Eight young people a week are estimated to die from heart failure in England. Dr Sanjay Sharma, a consultant cardiologist from the charity Cardiac Risk in the Young, answers questions about sudden cardiac death in the young.
What should parents of young children do?
Parents need to make sure they are aware of these conditions and what can be done.
Ignorance can be fatal.
Once their child is 14 CRY would recommend getting an ECG done.
This will identify the majority of conditions that can cause young sudden cardiac death and significantly reduce the chance of them experiencing a tragedy.
Parents should contact CRY on 01737 363 222 or its website to find where their nearing screening centre is.
ECG's cost £35. Appointments at a CRY ECG clinic can also be booked on line via the CRY website.
Should every 14 year old be screened or only those playing sport?
If you play sport then cardiac screening is more important. Sporty youngsters stress their hearts the most.
If they have an underlying cardiac abnormality they are more likely to be at risk.
Sport itself does not lead to cardiac arrest but it can act as a trigger for a young person to die suddenly, by exacerbating an undetected condition.
This is because the heart is more vulnerable to life threatening arrhythmias when it is stressed and athletes, compared to non-athletes, exert more stress upon their heart during training and competition.
Having said this, at CRY we prefer not to distinguish between athletes and non-athletes. We want all young people to involved in sport and have access to these tests.
What are the general warning signs that parents should look out for?
The group of people considered at greatest risk are those who already have a family history of young sudden cardiac death.
All first degree relatives of victims of sudden cardiac death below the age of 40 years should be referred to a heart rhythm specialist.
Another group at increased risk is people with potentially cardiac related symptoms.
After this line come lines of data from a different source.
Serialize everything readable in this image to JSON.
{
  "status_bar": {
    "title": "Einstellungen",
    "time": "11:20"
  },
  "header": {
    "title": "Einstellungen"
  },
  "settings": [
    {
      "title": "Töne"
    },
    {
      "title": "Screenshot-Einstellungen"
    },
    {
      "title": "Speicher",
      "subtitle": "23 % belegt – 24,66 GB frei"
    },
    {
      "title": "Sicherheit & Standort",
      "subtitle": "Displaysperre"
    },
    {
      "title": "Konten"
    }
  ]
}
These include chest pain, breathlessness, fainting, dizziness, and palpitations.
My child is regularly playing sport - what facilities should his club have?
We would very much like for sports clubs to make their children and young adults aware of these conditions and how they can go about getting tested.
Keeping a check on vulnreable children.
This could be done by circulating leaflets to their athletes, having leaflets on show that identify where to get screened and putting a poster on the wall of their clubhouse or gym.
If you are a coach that is pushing your players to the limit you want to know that their body can handle the limits.
Do you think things will ever change in the UK?
Things are already changing in the UK.
Guidelines published in 2005 have made doctors more aware of these conditions and willing to refer to specialists when there are warning signs.
Supporting CRY - David Walliams.
Philips and CRY have launched The Heart Screening Awareness Partnership, designed to help families understand the simple steps involved.
Little Britain's David Walliams supported this launch by appearing in a short film designed to show young people that the screening process is not a scary one.
This can be viewed on the CRY website.
The latest research is continually being reviewed by policy makers.
CRY is developing an expanding network of centres throughout the UK where any person between the age of 14 and 35 can be tested, whether they have symptoms (chest pain, palpitations, fainting or dizziness) or not.
How big are the risks?
Sudden death from a cardiac condition is considered rare.
However, they are more common than other causes of death in young people which most people are aware of (i.e. childhood leukaemia, cystic fibrosis).
The greatest risk is to those people who have not been tested or are unaware that they have a condition.
Once a condition is identified, risk stratification is evaluated, with treatment options varying depending on level of risk.
These options significantly reduce the chance of an event occurring and sometimes the condition is even cured.
At one extreme, a patient may only require ongoing monitoring of their condition or minor lifestyle changes.
At the other extreme, an implantable cardioverter-defibrillator (ICD) may be required.
The ICD is a battery-powered device that has significantly improved the chances of survival in individuals at high risk of Sudden Cardiac Death.
last updated: 09/10/2008 at 11:28